The abuse will almost certainly get worse if you stay – but leaving
may infuriate your abuser who may begin stalking you or harm those you
love. This bewildering predicament is why you need expert counseling to
support your efforts to escape the emotional and financial ties binding
you to your abuser and to find a true escape route when you finally do
flee. The abuse will continue until you decide enough is enough.
The vast majority of women who've survived battering have gone on to enjoy good lives. Your new life begins with a call to those who devote themselves to helping women in desperate situations. Call your local rape crisis center (they deal with all crimes against women) and/or the resources listed below. Get help!
• Devise a code word to use with your children, family, and friends for when you need to call police but might not be able to say it.
• Develop an escape plan for you, your children, and your pets. Know where and how to go.
• Confide in a trusted friend, relative, or doctor.
• Gather all your important legal documents, extra money, spare keys, and a packed bag with essential clothing and medications. Hide them with a friend or relative.
Effective self defense requires that the attacker be disabled enough to allow the victim's escape. That creates a dilemma for a woman defending herself from a batterer with whom she’s emotionally entangled. Confusion may render her immobile, irrational, or ineffective.
It’s crucial that if you do fight back and stun or defeat your attacker then you must immediately escape and seek the police in order to avoid his retaliation when he recovers. Take control and keep it. In addition, don’t let him see the fighting techniques in Fighting Options - Overview.
Make it clear to the police that you meant only to stop him from hurting you - in self-defense. Beyond that, shut your mouth! – except to ask to be taken to a hospital. The adrenaline of the attack might have masked your injuries. Make sure the doctors document and photograph all your injuries. Say nothing more until you speak to a counselor from a woman's shelter, or rape crisis center, or a lawyer.
Women who’ve survived battering and have taken self defense classes usually report that the classes are life changing. See Choosing a Defense Class.
• Battered Woman Syndrome
• When Men Batter Women: New Insights into Ending Abusive Relationships by Jacobson & Gottman.
Websites for women's safety

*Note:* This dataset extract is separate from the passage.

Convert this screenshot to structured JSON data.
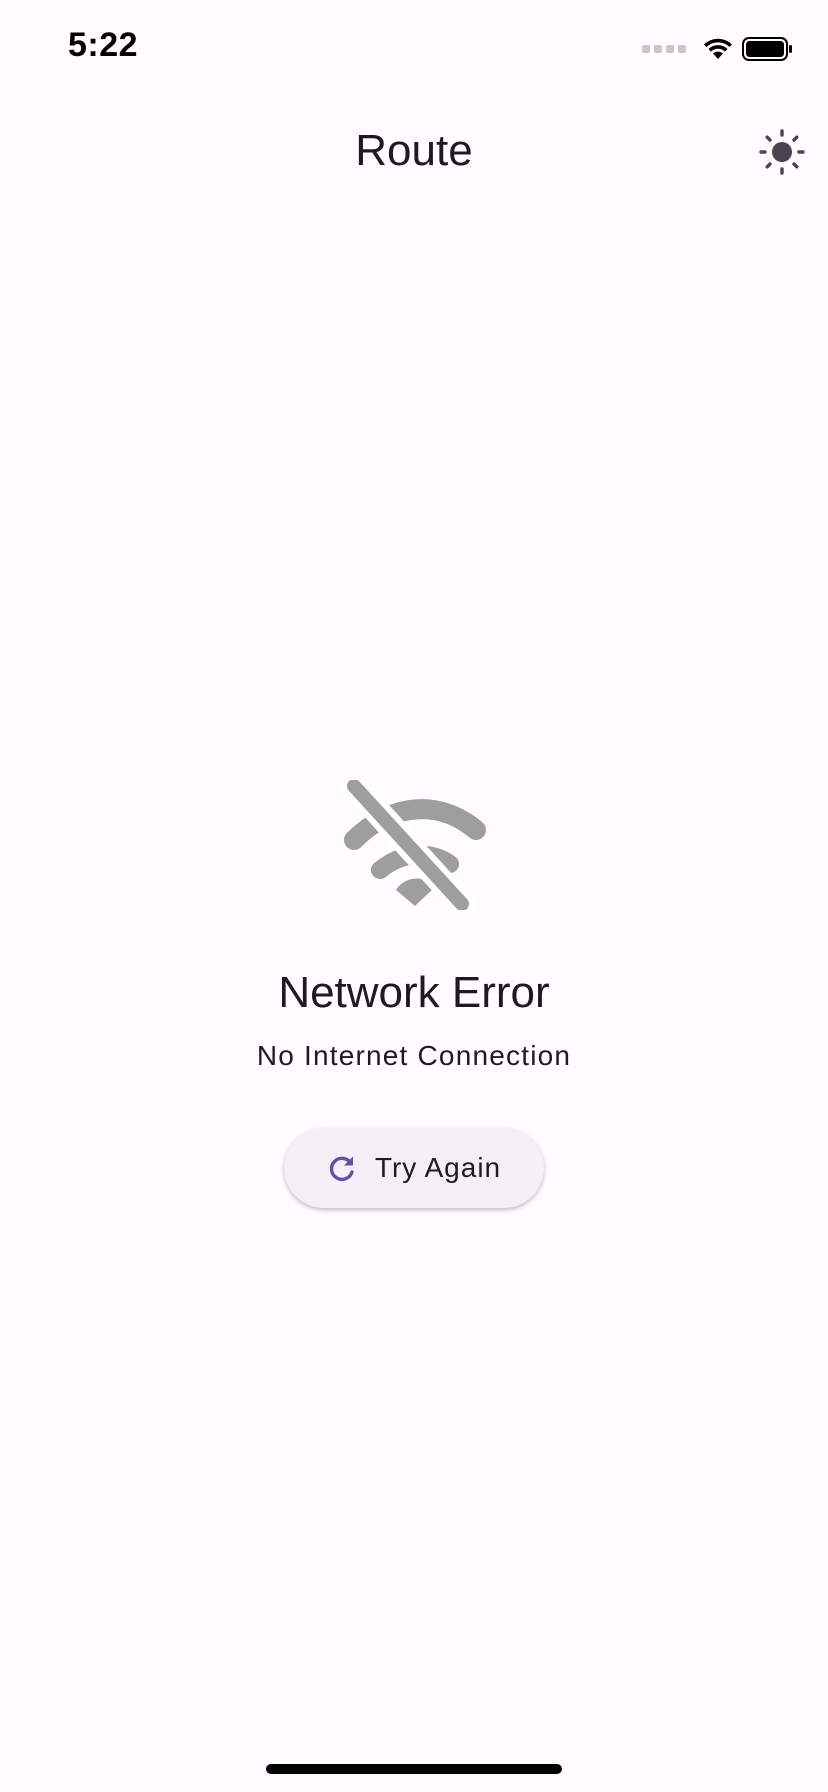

• National Coalition Against Domestic Violence www.ncadv.org
• RAINN (Rape, Abuse, and Incest National Network) www.rainn.org
• Woman's Divorce - Abusive Relationships covers all aspects of what you need to set yourself free.